Records excerpted from a collection:
· · · ·
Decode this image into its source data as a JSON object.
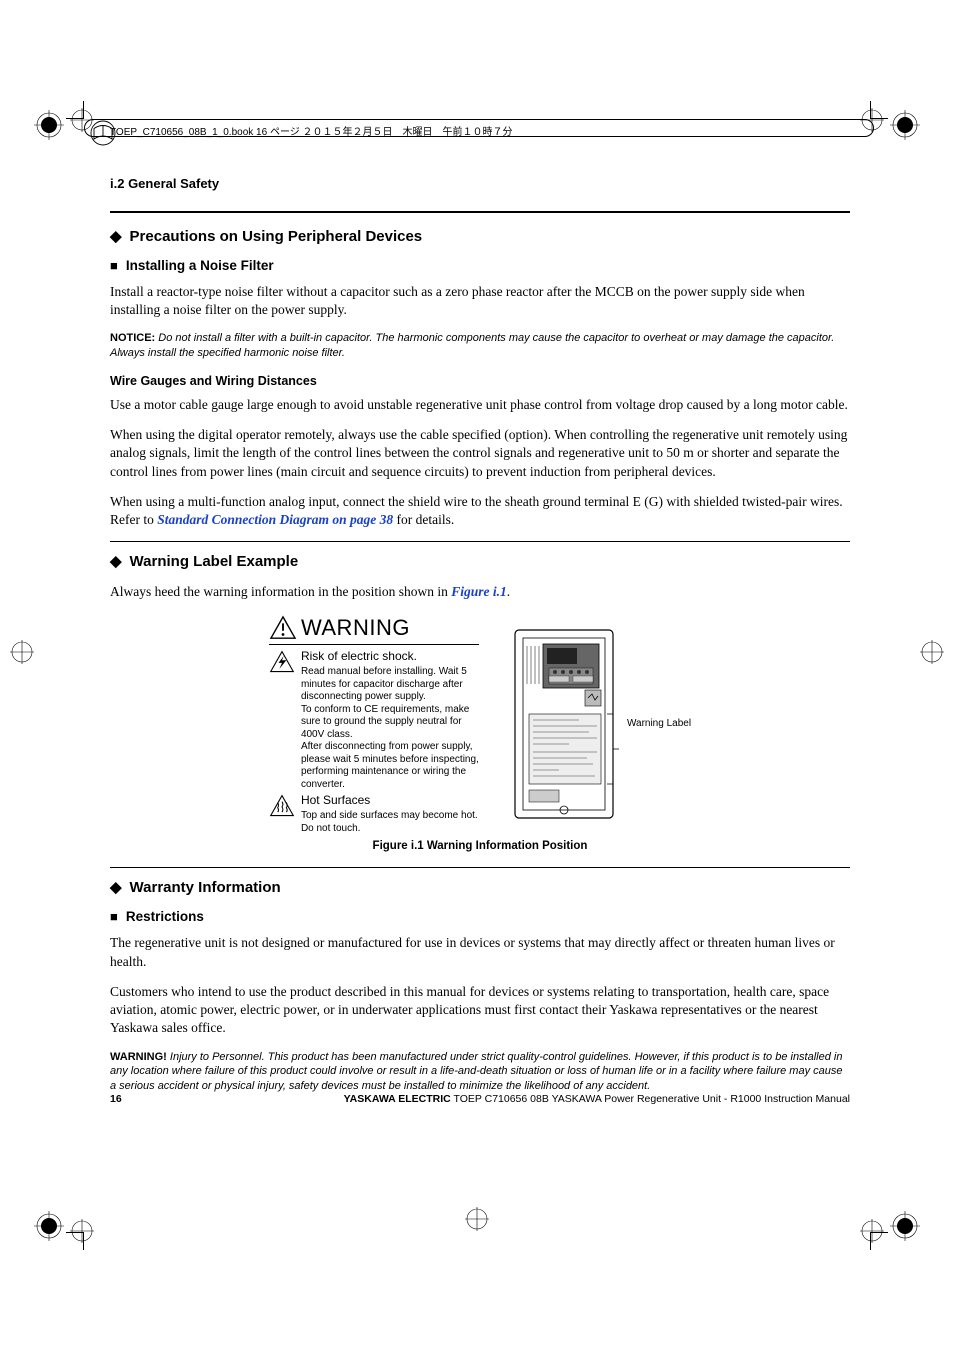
{
  "meta_header": "TOEP_C710656_08B_1_0.book  16 ページ  ２０１５年２月５日　木曜日　午前１０時７分",
  "running_head": "i.2  General Safety",
  "h_precautions": "Precautions on Using Peripheral Devices",
  "h_noise_filter": "Installing a Noise Filter",
  "p_noise_filter": "Install a reactor-type noise filter without a capacitor such as a zero phase reactor after the MCCB on the power supply side when installing a noise filter on the power supply.",
  "notice_label": "NOTICE:",
  "notice_body": "Do not install a filter with a built-in capacitor. The harmonic components may cause the capacitor to overheat or may damage the capacitor. Always install the specified harmonic noise filter.",
  "h_wire_gauges": "Wire Gauges and Wiring Distances",
  "p_wire_gauges_1": "Use a motor cable gauge large enough to avoid unstable regenerative unit phase control from voltage drop caused by a long motor cable.",
  "p_wire_gauges_2": "When using the digital operator remotely, always use the cable specified (option). When controlling the regenerative unit remotely using analog signals, limit the length of the control lines between the control signals and regenerative unit to 50 m or shorter and separate the control lines from power lines (main circuit and sequence circuits) to prevent induction from peripheral devices.",
  "p_wire_gauges_3a": "When using a multi-function analog input, connect the shield wire to the sheath ground terminal E (G) with shielded twisted-pair wires. Refer to ",
  "ref_link_1": "Standard Connection Diagram on page 38",
  "p_wire_gauges_3b": " for details.",
  "h_warning_label": "Warning Label Example",
  "p_warning_intro_a": "Always heed the warning information in the position shown in ",
  "ref_fig": "Figure i.1",
  "p_warning_intro_b": ".",
  "warning_word": "WARNING",
  "warn_shock_lead": "Risk of electric shock.",
  "warn_shock_body": "Read manual before installing. Wait 5 minutes for capacitor discharge after disconnecting power supply.\nTo conform to CE requirements, make sure to ground the supply neutral for 400V class.\nAfter disconnecting from power supply, please wait 5 minutes before inspecting, performing maintenance or wiring the converter.",
  "warn_hot_lead": "Hot Surfaces",
  "warn_hot_body": "Top and side surfaces may become hot. Do not touch.",
  "callout_label": "Warning Label",
  "fig_caption": "Figure i.1  Warning Information Position",
  "h_warranty": "Warranty Information",
  "h_restrictions": "Restrictions",
  "p_restrict_1": "The regenerative unit is not designed or manufactured for use in devices or systems that may directly affect or threaten human lives or health.",
  "p_restrict_2": "Customers who intend to use the product described in this manual for devices or systems relating to transportation, health care, space aviation, atomic power, electric power, or in underwater applications must first contact their Yaskawa representatives or the nearest Yaskawa sales office.",
  "warning_label2": "WARNING!",
  "warning_body2": "Injury to Personnel. This product has been manufactured under strict quality-control guidelines. However, if this product is to be installed in any location where failure of this product could involve or result in a life-and-death situation or loss of human life or in a facility where failure may cause a serious accident or physical injury, safety devices must be installed to minimize the likelihood of any accident.",
  "page_number": "16",
  "footer_bold": "YASKAWA ELECTRIC",
  "footer_rest": " TOEP C710656 08B YASKAWA Power Regenerative Unit - R1000 Instruction Manual"
}
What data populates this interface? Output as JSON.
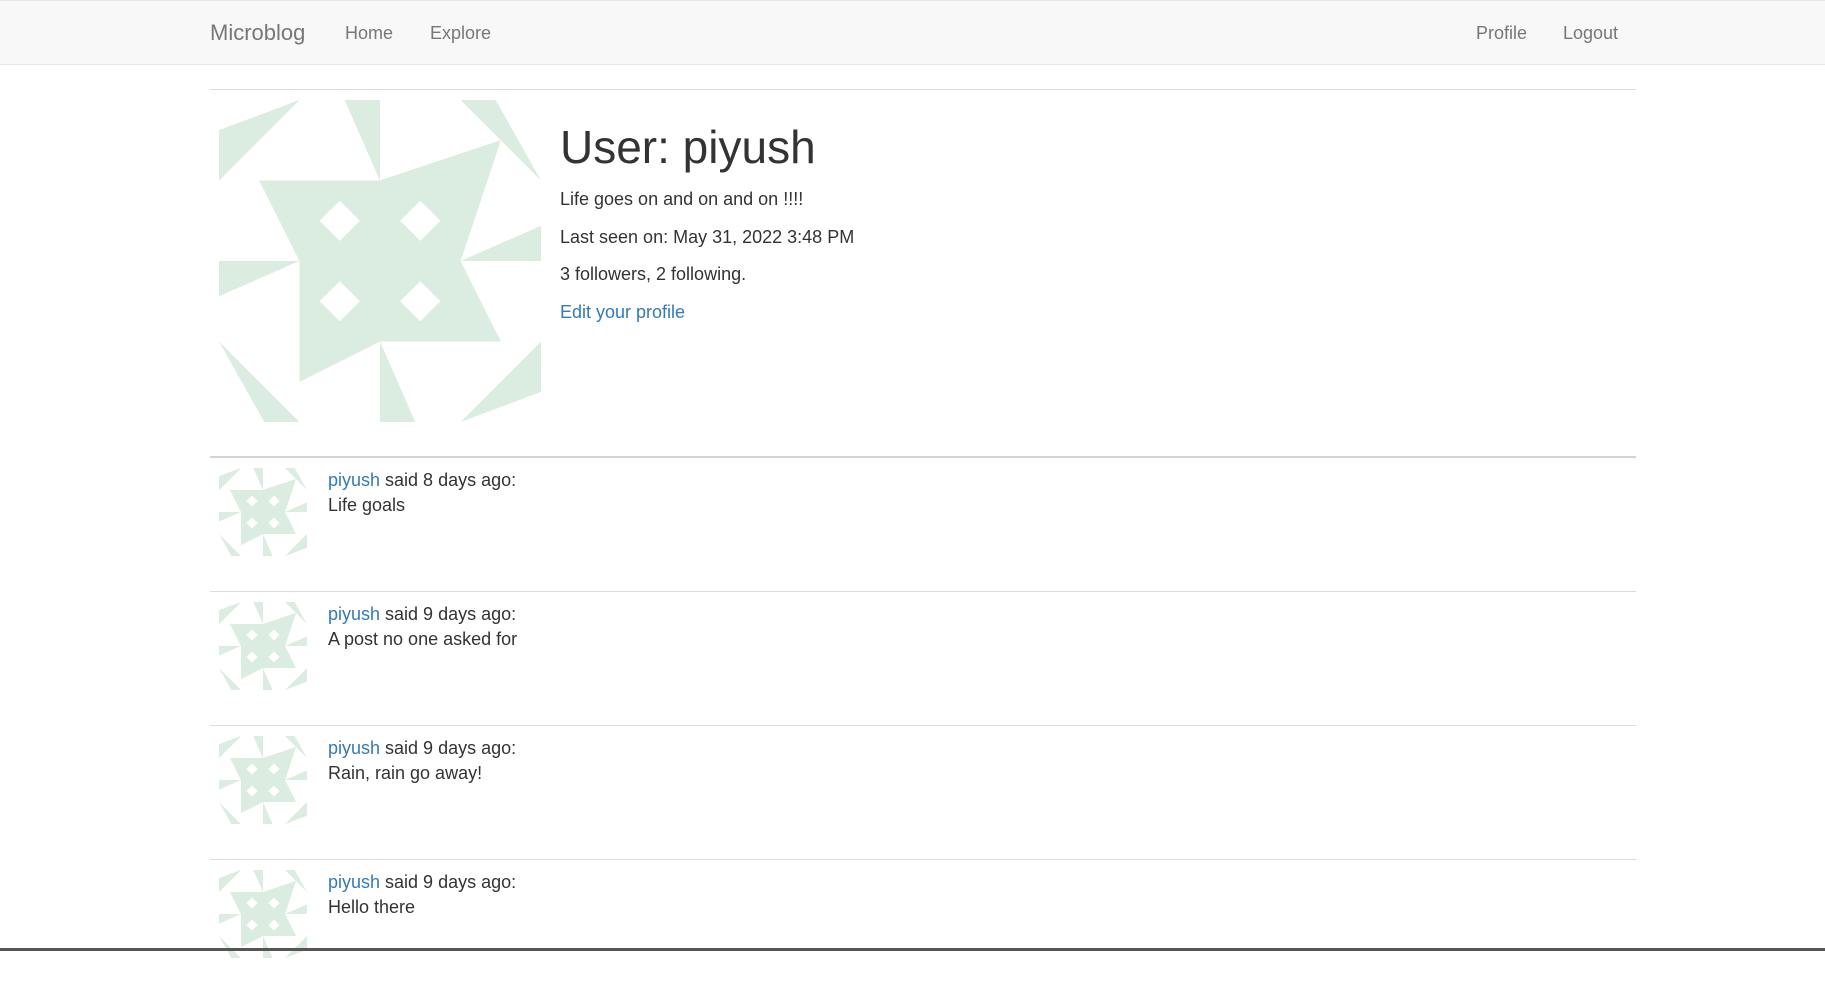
{
  "navbar": {
    "brand": "Microblog",
    "home": "Home",
    "explore": "Explore",
    "profile": "Profile",
    "logout": "Logout"
  },
  "profile": {
    "title": "User: piyush",
    "about": "Life goes on and on and on !!!!",
    "last_seen": "Last seen on: May 31, 2022 3:48 PM",
    "follow_counts": "3 followers, 2 following.",
    "edit_link": "Edit your profile",
    "avatar_color": "#dbede0"
  },
  "posts": [
    {
      "author": "piyush",
      "said": " said 8 days ago:",
      "body": "Life goals"
    },
    {
      "author": "piyush",
      "said": " said 9 days ago:",
      "body": "A post no one asked for"
    },
    {
      "author": "piyush",
      "said": " said 9 days ago:",
      "body": "Rain, rain go away!"
    },
    {
      "author": "piyush",
      "said": " said 9 days ago:",
      "body": "Hello there"
    }
  ],
  "colors": {
    "link": "#337ab7",
    "navbar_bg": "#f8f8f8",
    "nav_text": "#777777"
  }
}
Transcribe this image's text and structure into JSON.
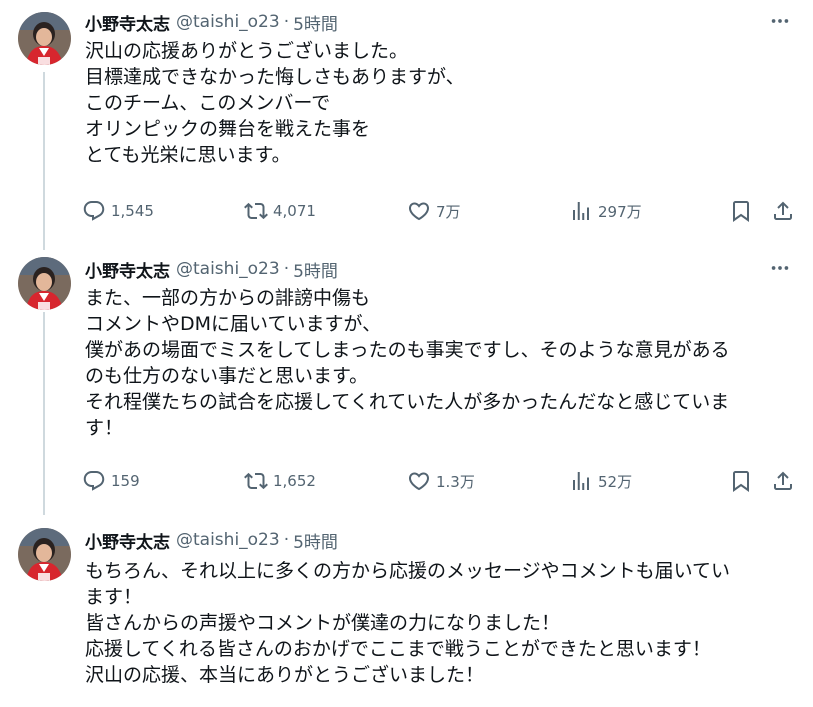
{
  "tweets": [
    {
      "name": "小野寺太志",
      "handle": "@taishi_o23",
      "separator": "·",
      "time": "5時間",
      "text": "沢山の応援ありがとうございました。\n目標達成できなかった悔しさもありますが、\nこのチーム、このメンバーで\nオリンピックの舞台を戦えた事を\nとても光栄に思います。",
      "replies": "1,545",
      "retweets": "4,071",
      "likes": "7万",
      "views": "297万"
    },
    {
      "name": "小野寺太志",
      "handle": "@taishi_o23",
      "separator": "·",
      "time": "5時間",
      "text": "また、一部の方からの誹謗中傷も\nコメントやDMに届いていますが、\n僕があの場面でミスをしてしまったのも事実ですし、そのような意見がある\nのも仕方のない事だと思います。\nそれ程僕たちの試合を応援してくれていた人が多かったんだなと感じていま\nす！",
      "replies": "159",
      "retweets": "1,652",
      "likes": "1.3万",
      "views": "52万"
    },
    {
      "name": "小野寺太志",
      "handle": "@taishi_o23",
      "separator": "·",
      "time": "5時間",
      "text": "もちろん、それ以上に多くの方から応援のメッセージやコメントも届いてい\nます！\n皆さんからの声援やコメントが僕達の力になりました！\n応援してくれる皆さんのおかげでここまで戦うことができたと思います！\n沢山の応援、本当にありがとうございました！"
    }
  ],
  "icons": {
    "reply": "reply-icon",
    "retweet": "retweet-icon",
    "like": "heart-icon",
    "views": "views-icon",
    "bookmark": "bookmark-icon",
    "share": "share-icon",
    "more": "more-icon"
  },
  "colors": {
    "text": "#0f1419",
    "secondary": "#536471",
    "thread_line": "#cfd9de",
    "jersey_red": "#d7262e"
  }
}
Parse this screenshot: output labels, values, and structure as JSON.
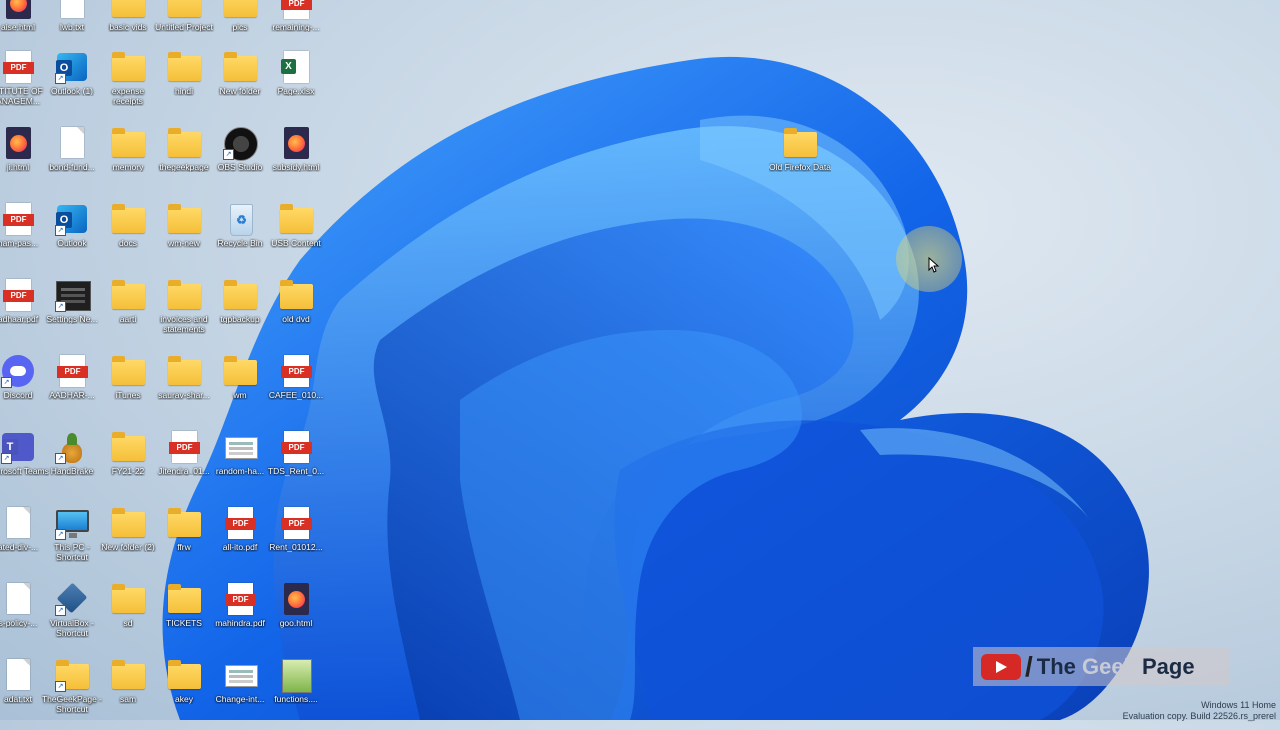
{
  "desktop": {
    "icons": [
      {
        "label": "aise.html",
        "type": "htmlf"
      },
      {
        "label": "lwb.txt",
        "type": "doc"
      },
      {
        "label": "basic vids",
        "type": "folder"
      },
      {
        "label": "Untitled Project",
        "type": "folder"
      },
      {
        "label": "pics",
        "type": "folder"
      },
      {
        "label": "remaining-...",
        "type": "pdf"
      },
      {
        "label": "STITUTE OF ANAGEM...",
        "type": "pdf"
      },
      {
        "label": "Outlook (1)",
        "type": "outlook"
      },
      {
        "label": "expense receipts",
        "type": "folder"
      },
      {
        "label": "hindi",
        "type": "folder"
      },
      {
        "label": "New folder",
        "type": "folder"
      },
      {
        "label": "Page.xlsx",
        "type": "xlsx"
      },
      {
        "label": "ji.html",
        "type": "htmlf"
      },
      {
        "label": "bond-fund...",
        "type": "doc"
      },
      {
        "label": "memory",
        "type": "folder"
      },
      {
        "label": "thegeekpage",
        "type": "folder"
      },
      {
        "label": "OBS Studio",
        "type": "obs"
      },
      {
        "label": "subsidy.html",
        "type": "htmlf"
      },
      {
        "label": "nam-pas...",
        "type": "pdf"
      },
      {
        "label": "Outlook",
        "type": "outlook"
      },
      {
        "label": "docs",
        "type": "folder"
      },
      {
        "label": "wm-new",
        "type": "folder"
      },
      {
        "label": "Recycle Bin",
        "type": "recycle"
      },
      {
        "label": "USB Content",
        "type": "folder"
      },
      {
        "label": "adhaar.pdf",
        "type": "pdf"
      },
      {
        "label": "Settings Ne...",
        "type": "settings"
      },
      {
        "label": "aarti",
        "type": "folder"
      },
      {
        "label": "invoices and statements",
        "type": "folder"
      },
      {
        "label": "tgpbackup",
        "type": "folder"
      },
      {
        "label": "old dvd",
        "type": "folder"
      },
      {
        "label": "Discord",
        "type": "discord"
      },
      {
        "label": "AADHAR-...",
        "type": "pdf"
      },
      {
        "label": "iTunes",
        "type": "folder"
      },
      {
        "label": "saurav-shar...",
        "type": "folder"
      },
      {
        "label": "wm",
        "type": "folder"
      },
      {
        "label": "CAFEE_010...",
        "type": "pdf"
      },
      {
        "label": "Microsoft Teams",
        "type": "teams"
      },
      {
        "label": "HandBrake",
        "type": "handbrake"
      },
      {
        "label": "FY21-22",
        "type": "folder"
      },
      {
        "label": "Jitendra_01...",
        "type": "pdf"
      },
      {
        "label": "random-ha...",
        "type": "imgfile"
      },
      {
        "label": "TDS_Rent_0...",
        "type": "pdf"
      },
      {
        "label": "ated-div-...",
        "type": "doc"
      },
      {
        "label": "This PC - Shortcut",
        "type": "thispc"
      },
      {
        "label": "New folder (2)",
        "type": "folder"
      },
      {
        "label": "ffrw",
        "type": "folder"
      },
      {
        "label": "all-ito.pdf",
        "type": "pdf"
      },
      {
        "label": "Rent_01012...",
        "type": "pdf"
      },
      {
        "label": "s-policy-...",
        "type": "doc"
      },
      {
        "label": "VirtualBox - Shortcut",
        "type": "vbox"
      },
      {
        "label": "sd",
        "type": "folder"
      },
      {
        "label": "TICKETS",
        "type": "folder"
      },
      {
        "label": "mahindra.pdf",
        "type": "pdf"
      },
      {
        "label": "goo.html",
        "type": "htmlf"
      },
      {
        "label": "adat.txt",
        "type": "doc"
      },
      {
        "label": "TheGeekPage - Shortcut",
        "type": "folder"
      },
      {
        "label": "sam",
        "type": "folder"
      },
      {
        "label": "akey",
        "type": "folder"
      },
      {
        "label": "Change-int...",
        "type": "imgfile"
      },
      {
        "label": "functions....",
        "type": "imgfile2"
      }
    ],
    "extra_icon": {
      "label": "Old Firefox Data",
      "type": "folder"
    }
  },
  "watermark": {
    "the": "The",
    "geek": "Geek",
    "page": "Page",
    "slash": "/"
  },
  "windows_watermark": {
    "line1": "Windows 11 Home",
    "line2": "Evaluation copy. Build 22526.rs_prerel"
  },
  "colors": {
    "accent": "#1a5fd8",
    "pdf_red": "#d93025",
    "folder_yellow": "#f5bf3a"
  }
}
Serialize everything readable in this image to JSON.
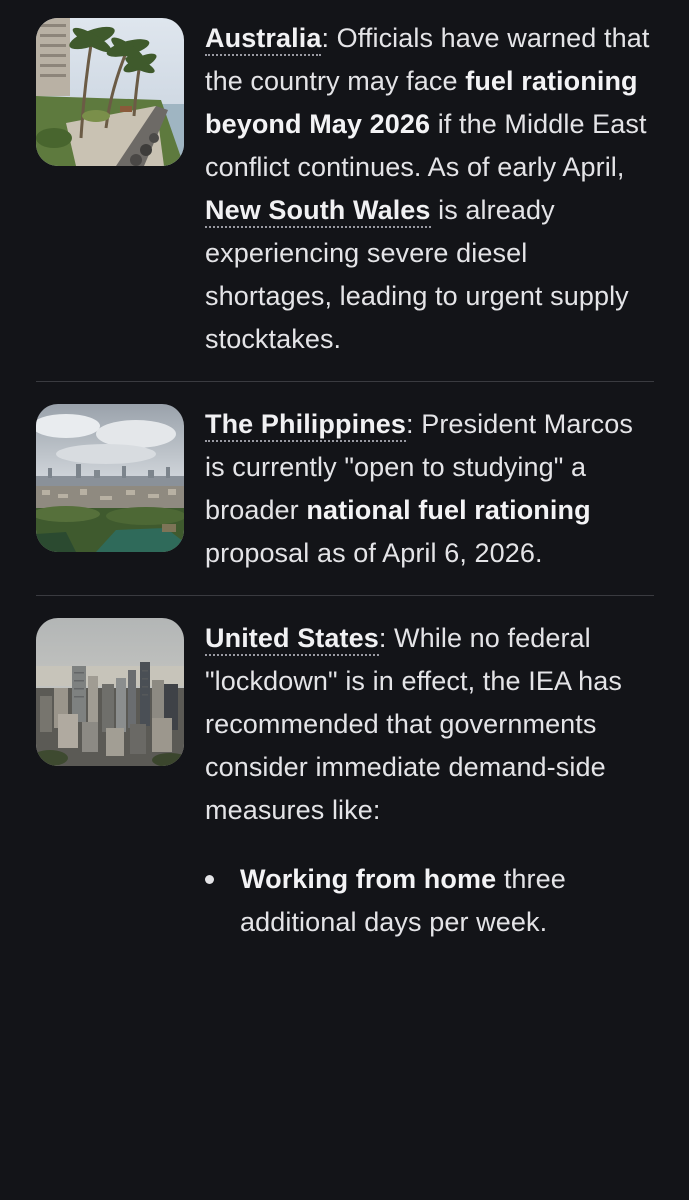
{
  "items": [
    {
      "image_name": "coastal-promenade-photo",
      "link": "Australia",
      "t1": ": Officials have warned that the country may face ",
      "b1": "fuel rationing beyond May 2026",
      "t2": " if the Middle East conflict continues. As of early April, ",
      "link2": "New South Wales",
      "t3": " is already experiencing severe diesel shortages, leading to urgent supply stocktakes."
    },
    {
      "image_name": "city-skyline-photo",
      "link": "The Philippines",
      "t1": ": President Marcos is currently \"open to studying\" a broader ",
      "b1": "national fuel rationing",
      "t2": " proposal as of April 6, 2026."
    },
    {
      "image_name": "downtown-aerial-photo",
      "link": "United States",
      "t1": ": While no federal \"lockdown\" is in effect, the IEA has recommended that governments consider immediate demand-side measures like:",
      "bullets": [
        {
          "bold": "Working from home",
          "text": " three additional days per week."
        }
      ]
    }
  ]
}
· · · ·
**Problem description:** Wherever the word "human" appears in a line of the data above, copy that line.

**Solution to this exercise:**
  "p_restrict_1": "The regenerative unit is not designed or manufactured for use in devices or systems that may directly affect or threaten human lives or health.",
  "warning_body2": "Injury to Personnel. This product has been manufactured under strict quality-control guidelines. However, if this product is to be installed in any location where failure of this product could involve or result in a life-and-death situation or loss of human life or in a facility where failure may cause a serious accident or physical injury, safety devices must be installed to minimize the likelihood of any accident.",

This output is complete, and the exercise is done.